Three months have passed since Jeff Blatnick became an American hero by overcoming Hodgkin's disease to win an Olympic gold medal in Greco-Roman wrestling. He's still trying to adjust.

Yesterday, as he posed for pictures prior to a luncheon in his honor at the Touchdown Club, Blatnick shook his head at the wonder of it all. "It's still unbelievable to me," he said. "Three months have gone by and the calls still come, the letters still come, the invitations still come. There's no way you could expect it all."

It has all come partly because of Blatnick's recovery from Hodgkin's (a form of cancer), partly because of his tearful reaction to victory and partly because he seems to have managed to remain unchanged since that remarkable night when millions of people watching on television cried along with him after he won the gold medal.

"We are here today to celebrate success," White House Special Counsel Edwin Meese told the audience. "But we are also here to celebrate the advances made in medical science. Jeff Blatnick is living proof of both."

Meese formally presented Blatnick with the Touchdown Club's Gene Brito Award, named after the former Redskin who continued to play football after being struck with a crippling bone disease that eventually killed him at the age of 39.

Blatnick has been receiving honors and awards almost nonstop since the Olympics. He arrived in Los Angeles as an unknown, but after he won the gold medal and the story of his comeback from radical surgery became known, he left the Games as one of the major symbols of the United States' success.

Now, he has hired an agent, he has done TV commercials and there is talk of a book. Next month, though, Blatnick will go home to Niskuyana, N.Y., a suburb of Schenectady, and begin preparing for next summer's world championships. As wonderful as his Olympic medal was, he would like to add a world championship to it because all the Eastern Bloc nations that boycotted the Olympics will be participating.

"The worlds are what I'm pointing for right now," he said. "I'm 27 so I'm really not sure if my body can hang on for another four years and another Olympics. But I definitely want one more crack next summer before I quit, if I decide to quit."

Blatnick still does not think about his comeback from Hodgkin's as being especially remarkable. He had his spleen removed less than two years before the Olympics and went through a rehabilitation period when even showering was painful because of the radiation treatments he was receiving.

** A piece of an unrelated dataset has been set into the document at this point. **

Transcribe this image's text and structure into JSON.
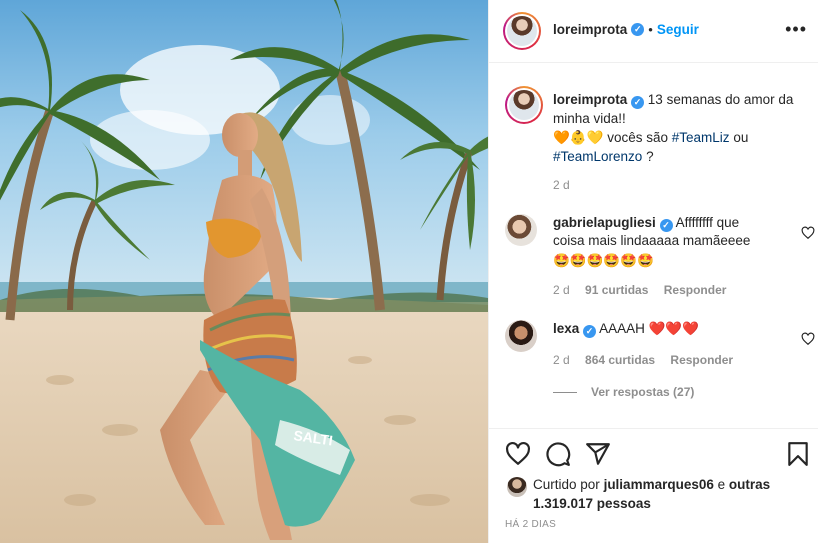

"If I can be an inspiration for people, that's great," he said. "But I still think there's a stigma attached to cancer that we need to overcome. I think we need to think more positively about it because a lot of people have done a lot of work to make stories like mine possible."

On the night he won the gold medal, Blatnick cried unabashedly during the postmatch television interview as his parents stood nearby watching the scene. His victory was so dramatic that ABC announcer Russ Hellickson also began breaking down during the interview. Blatnick has seen the tape many times.

"Actually I try to look at it as little as possible," he said with a wry smile. "Every time I see it someone asks me how I felt and that's very hard to explain. Maybe later, a few years from now, I'll be able to watch it alone and revel in it."

For now, Blatnick is still sharing that moment. People are still reveling in it.